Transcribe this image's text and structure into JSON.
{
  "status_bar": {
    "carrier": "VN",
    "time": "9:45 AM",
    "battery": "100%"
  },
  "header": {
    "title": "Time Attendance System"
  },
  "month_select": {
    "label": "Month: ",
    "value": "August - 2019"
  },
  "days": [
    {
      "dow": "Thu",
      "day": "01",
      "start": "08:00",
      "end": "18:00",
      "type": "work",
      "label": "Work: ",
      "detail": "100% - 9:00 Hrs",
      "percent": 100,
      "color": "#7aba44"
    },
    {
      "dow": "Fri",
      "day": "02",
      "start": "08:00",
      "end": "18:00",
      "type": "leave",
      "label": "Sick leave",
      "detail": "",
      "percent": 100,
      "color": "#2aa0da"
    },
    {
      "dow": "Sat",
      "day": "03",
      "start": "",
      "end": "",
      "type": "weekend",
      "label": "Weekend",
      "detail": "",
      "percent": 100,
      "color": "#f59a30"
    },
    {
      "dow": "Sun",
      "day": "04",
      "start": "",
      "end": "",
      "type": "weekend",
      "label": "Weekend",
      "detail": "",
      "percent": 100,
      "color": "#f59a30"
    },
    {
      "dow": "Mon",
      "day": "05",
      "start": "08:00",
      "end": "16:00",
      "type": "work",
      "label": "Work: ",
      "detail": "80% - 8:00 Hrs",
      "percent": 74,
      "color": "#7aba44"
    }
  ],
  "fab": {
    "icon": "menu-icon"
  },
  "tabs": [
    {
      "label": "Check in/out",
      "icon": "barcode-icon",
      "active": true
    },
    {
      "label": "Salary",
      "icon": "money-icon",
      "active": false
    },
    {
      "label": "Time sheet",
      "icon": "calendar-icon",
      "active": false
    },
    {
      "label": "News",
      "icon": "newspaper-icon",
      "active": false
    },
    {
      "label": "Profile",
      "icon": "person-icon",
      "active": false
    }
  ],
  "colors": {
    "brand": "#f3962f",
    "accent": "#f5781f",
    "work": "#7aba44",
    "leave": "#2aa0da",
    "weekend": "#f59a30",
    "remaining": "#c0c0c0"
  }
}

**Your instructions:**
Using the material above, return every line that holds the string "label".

**Response below:**
    "label": "Month: ",
      "label": "Work: ",
      "label": "Sick leave",
      "label": "Weekend",
      "label": "Weekend",
      "label": "Work: ",
      "label": "Check in/out",
      "label": "Salary",
      "label": "Time sheet",
      "label": "News",
      "label": "Profile",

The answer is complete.